Microwave ovens could be one of the EU’s largest polluters, new research has found.

Microwave oven.

Image credits peapod labs / Flickr.

Researchers at the University of Manchester say that microwave ovens have a much darker side than you’d first believe — these little appliances account for CO2 emissions comparable to those of nearly seven million cars, in the EU alone. The team carried out the first-ever comprehensive study of the environmental impact of microwaves from “cradle to grave”.

The study relied on life cycle assessment (LCA), a technique used to assess the environmental impacts of a product, summed up over all the stages of its life from raw material extraction to disposal or recycling. All in all, the team looked at 12 different factors which play into a commodity’s environmental impact, including ecological toxicity, depletion of natural resources, and contribution to climate change. Some highlights of their results include:

  • Microwaves emit 7.7 million tonnes of carbon dioxide per year in the EU — equivalent to the annual emissions of 6.8 million cars.
  • Microwaves across the EU consume an estimated 9.4 terawatts per hour (TWh) of electricity every year — roughly the amount generated by three large gas power plants.

The main environmental impacts identified by the researchers are raw material exraction and processing, the manufacturing process for the ovens, and end-of-life waste management. Manufacturing alone, the team reports, accounts for more than 20% of the total impact in the natural resource depletion and contribution to climate change brackets.

Subscribe to our newsletter and receive our new book for FREE
Join 50,000+ subscribers vaccinated against pseudoscience
Download NOW
By subscribing you agree to our Privacy Policy. Give it a try, you can unsubscribe anytime.

However, electricity consumption has the single largest impact on the environment among all the factors analyzed in the study. This included all energy used in the ovens’ life cycle, from fuels used in manufacturing to energy generation in power plants. All in all, the EU’s microwave ovens consume an estimated 9.4 TWh of electricity per year. Your average oven will thus burn through roughly 573-kilowatt-hour (kWh) of electricity over an eight-year lifetime. The team notes that this is equivalent to an LED turned on for almost nine years straight, despite the fact that microwave ovens spend 90% of their lifetime in idle, standby mode.

Disposable ovens

Electrical and electronic waste.

Electrical and electronic waste.
Image credits far closer / Flickr.

Another source of environmental damage stems from consumer habits in regards to the devices. In 2005, the EU as a whole generated 184,000 tones of electrical and electronic (EE) waste solely from discarded microwaves. By 2025, this quantity is estimated to reach 195,000 tonnes — roughly 16 million units thrown away in a single year.

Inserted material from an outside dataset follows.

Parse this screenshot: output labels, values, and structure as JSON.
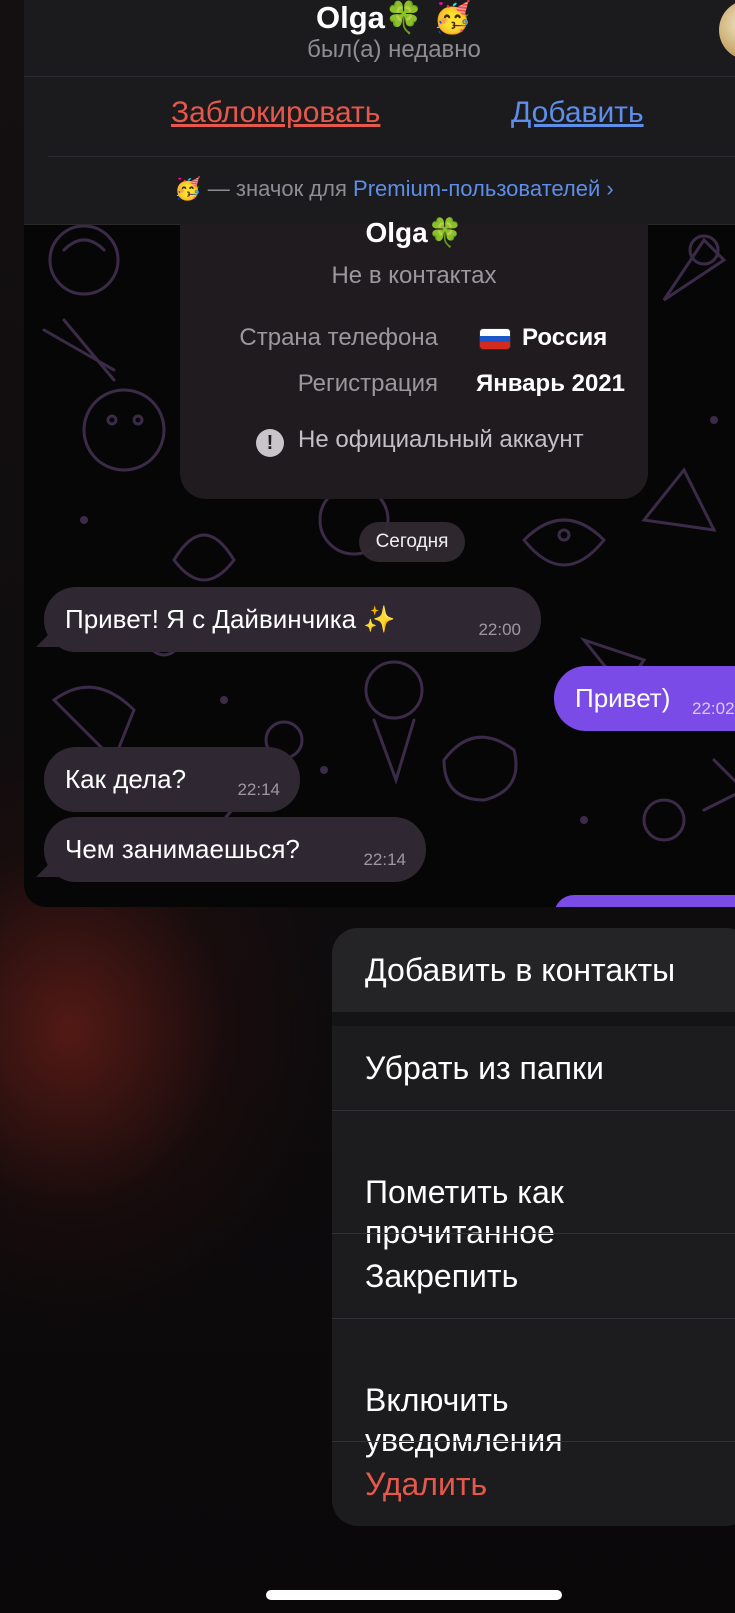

“Rapid technological developments and falling prices are driving the purchase of electrical and electronic appliances in Europe,” says lead author Dr Alejandro Gallego-Schmid. “Consumers now tend to buy new appliances before the existing ones reach the end of their useful life as electronic goods have become fashionable and ‘status’ items.”

“As a result, discarded electrical equipment, such as microwaves, is one of the fastest growing waste streams worldwide.”

Overall, the lifespan of these ovens has dropped by nearly 7 years in the past two decades, the team adds, going from around 10 to 15 years in the late 90s to around 6 to 8 years today. Shorter lifespans have helped to increase the amount of EE generated from microwave ovens.

The authors show that existing regulation is not sufficient to address the environmental impact of these devices, and believe we’ll have to develop specific regulation targeting their design. Such measures should aim to reduce the quantity of resources that go into making the ovens, and recycling as much as possible from them at the end of their life cycle.

Efforts to reduce consumption should focus on improving consumer awareness and on teaching them to use these appliances more efficiently. For example, electricity consumption can be reduced by adjusting the time of cooking to each type of food.

“Given that microwaves account for the largest percentage of sales of all type of ovens in the EU, it is increasingly important to start addressing their impact on resource use and end-of-life waste”, Gallego-Schmid explains.

The paper “Environmental assessment of microwaves and the effect of European energy efficiency and waste management legislation” has been published in the journal Science of The Total Environment.